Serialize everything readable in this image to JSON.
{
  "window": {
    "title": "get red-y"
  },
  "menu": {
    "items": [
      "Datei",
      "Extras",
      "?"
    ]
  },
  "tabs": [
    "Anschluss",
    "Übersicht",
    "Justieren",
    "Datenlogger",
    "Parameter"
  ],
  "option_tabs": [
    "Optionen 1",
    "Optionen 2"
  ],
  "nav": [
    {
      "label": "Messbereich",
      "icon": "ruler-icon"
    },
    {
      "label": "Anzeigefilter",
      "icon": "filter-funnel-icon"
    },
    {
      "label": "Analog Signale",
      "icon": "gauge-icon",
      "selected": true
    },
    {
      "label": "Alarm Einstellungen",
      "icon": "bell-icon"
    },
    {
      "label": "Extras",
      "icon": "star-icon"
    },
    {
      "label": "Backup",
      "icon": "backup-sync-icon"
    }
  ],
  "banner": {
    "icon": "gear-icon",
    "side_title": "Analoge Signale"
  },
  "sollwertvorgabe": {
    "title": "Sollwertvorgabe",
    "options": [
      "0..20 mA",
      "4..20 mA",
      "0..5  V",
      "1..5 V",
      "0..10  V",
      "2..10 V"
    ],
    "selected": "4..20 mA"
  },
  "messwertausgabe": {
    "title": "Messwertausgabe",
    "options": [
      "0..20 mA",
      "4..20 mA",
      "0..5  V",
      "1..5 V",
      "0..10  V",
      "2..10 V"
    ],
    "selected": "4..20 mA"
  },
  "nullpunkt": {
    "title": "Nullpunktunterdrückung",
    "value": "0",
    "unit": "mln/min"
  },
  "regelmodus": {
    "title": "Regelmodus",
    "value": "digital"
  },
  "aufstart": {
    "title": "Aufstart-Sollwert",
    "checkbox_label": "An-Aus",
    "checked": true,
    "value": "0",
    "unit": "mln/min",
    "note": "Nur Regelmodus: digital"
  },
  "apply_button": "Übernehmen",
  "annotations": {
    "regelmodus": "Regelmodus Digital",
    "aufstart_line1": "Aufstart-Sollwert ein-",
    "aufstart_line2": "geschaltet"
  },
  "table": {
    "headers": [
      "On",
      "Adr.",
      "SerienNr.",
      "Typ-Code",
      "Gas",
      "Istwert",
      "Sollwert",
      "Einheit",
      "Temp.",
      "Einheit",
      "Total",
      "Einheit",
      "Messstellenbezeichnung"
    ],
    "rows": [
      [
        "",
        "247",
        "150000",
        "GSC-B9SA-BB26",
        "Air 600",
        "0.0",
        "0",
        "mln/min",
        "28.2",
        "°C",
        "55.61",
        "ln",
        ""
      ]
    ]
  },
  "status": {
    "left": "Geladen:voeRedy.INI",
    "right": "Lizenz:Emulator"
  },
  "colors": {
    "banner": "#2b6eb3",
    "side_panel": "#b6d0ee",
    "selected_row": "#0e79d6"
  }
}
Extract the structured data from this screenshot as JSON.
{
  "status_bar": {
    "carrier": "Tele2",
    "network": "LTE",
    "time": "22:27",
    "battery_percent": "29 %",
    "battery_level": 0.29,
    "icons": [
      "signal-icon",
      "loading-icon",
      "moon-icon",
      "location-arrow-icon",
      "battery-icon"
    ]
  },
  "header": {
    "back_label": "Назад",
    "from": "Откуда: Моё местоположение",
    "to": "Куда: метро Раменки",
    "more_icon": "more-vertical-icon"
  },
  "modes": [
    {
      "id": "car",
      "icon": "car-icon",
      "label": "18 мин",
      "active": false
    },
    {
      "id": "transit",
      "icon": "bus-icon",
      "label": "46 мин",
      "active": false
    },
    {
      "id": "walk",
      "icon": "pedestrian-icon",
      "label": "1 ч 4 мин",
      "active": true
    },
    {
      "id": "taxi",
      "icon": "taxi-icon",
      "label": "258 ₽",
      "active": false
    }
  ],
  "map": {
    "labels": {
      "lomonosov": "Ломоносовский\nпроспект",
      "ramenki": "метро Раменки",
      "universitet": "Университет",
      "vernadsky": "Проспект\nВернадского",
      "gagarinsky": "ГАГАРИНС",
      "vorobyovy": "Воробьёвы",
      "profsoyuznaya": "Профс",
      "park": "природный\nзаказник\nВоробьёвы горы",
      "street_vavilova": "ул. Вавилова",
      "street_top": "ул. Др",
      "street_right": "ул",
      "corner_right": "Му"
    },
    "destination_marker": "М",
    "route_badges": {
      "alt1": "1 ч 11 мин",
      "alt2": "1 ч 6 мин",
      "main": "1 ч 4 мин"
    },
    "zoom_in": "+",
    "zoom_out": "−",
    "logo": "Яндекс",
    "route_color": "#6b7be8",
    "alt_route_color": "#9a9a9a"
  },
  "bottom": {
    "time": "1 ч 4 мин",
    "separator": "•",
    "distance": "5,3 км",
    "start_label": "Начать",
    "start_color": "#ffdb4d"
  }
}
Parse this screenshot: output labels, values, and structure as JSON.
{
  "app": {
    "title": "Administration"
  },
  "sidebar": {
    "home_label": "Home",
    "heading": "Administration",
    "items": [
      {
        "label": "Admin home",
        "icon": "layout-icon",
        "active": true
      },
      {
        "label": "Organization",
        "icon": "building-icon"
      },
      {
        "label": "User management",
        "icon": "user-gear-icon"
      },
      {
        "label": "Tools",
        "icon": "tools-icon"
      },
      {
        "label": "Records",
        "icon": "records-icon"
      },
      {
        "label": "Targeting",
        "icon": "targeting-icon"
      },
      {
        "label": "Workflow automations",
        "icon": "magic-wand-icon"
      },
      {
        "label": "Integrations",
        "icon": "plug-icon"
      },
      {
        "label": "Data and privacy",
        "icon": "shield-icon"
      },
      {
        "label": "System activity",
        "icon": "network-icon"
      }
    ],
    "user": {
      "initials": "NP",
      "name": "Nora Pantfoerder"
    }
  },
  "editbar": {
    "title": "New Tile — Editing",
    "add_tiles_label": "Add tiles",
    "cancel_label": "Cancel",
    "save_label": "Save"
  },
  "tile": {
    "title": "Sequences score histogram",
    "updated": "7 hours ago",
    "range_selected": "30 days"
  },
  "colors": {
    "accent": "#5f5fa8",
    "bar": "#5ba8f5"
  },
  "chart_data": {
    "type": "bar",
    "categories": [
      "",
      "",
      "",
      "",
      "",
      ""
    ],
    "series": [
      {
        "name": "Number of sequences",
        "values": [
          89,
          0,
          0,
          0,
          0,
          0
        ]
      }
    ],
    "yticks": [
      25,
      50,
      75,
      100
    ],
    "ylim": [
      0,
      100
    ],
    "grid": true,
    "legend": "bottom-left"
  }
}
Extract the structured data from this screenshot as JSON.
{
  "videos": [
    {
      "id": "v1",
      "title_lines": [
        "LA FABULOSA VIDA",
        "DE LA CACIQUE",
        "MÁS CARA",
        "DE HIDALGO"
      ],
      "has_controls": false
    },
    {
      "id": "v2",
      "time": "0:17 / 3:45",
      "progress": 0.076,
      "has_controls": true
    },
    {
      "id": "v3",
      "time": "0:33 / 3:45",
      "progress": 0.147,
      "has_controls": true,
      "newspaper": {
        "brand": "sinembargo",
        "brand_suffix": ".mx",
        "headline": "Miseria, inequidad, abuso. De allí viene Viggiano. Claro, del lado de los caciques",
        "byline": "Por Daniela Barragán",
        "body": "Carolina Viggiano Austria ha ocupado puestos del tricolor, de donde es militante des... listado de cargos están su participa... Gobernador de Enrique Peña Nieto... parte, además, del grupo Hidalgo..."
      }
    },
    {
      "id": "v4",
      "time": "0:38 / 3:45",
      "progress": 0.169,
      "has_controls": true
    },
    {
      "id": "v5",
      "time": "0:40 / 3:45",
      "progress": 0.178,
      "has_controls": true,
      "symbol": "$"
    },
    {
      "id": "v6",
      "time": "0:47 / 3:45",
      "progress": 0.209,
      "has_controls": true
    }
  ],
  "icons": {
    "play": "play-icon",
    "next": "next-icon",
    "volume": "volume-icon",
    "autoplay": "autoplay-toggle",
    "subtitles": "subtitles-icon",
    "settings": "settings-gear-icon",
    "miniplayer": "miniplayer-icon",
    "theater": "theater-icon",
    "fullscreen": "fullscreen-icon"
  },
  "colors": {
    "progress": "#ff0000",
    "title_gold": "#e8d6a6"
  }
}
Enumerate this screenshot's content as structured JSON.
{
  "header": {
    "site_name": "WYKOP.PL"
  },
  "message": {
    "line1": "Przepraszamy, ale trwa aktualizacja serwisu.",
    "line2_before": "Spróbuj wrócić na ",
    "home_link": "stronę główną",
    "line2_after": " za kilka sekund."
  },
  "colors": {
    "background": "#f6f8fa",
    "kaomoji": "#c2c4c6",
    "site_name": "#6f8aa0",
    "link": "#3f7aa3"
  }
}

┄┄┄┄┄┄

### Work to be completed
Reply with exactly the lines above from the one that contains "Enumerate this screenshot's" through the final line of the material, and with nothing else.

### Solution for this exercise
Enumerate this screenshot's content as structured JSON.
{
  "header": {
    "site_name": "WYKOP.PL"
  },
  "message": {
    "line1": "Przepraszamy, ale trwa aktualizacja serwisu.",
    "line2_before": "Spróbuj wrócić na ",
    "home_link": "stronę główną",
    "line2_after": " za kilka sekund."
  },
  "colors": {
    "background": "#f6f8fa",
    "kaomoji": "#c2c4c6",
    "site_name": "#6f8aa0",
    "link": "#3f7aa3"
  }
}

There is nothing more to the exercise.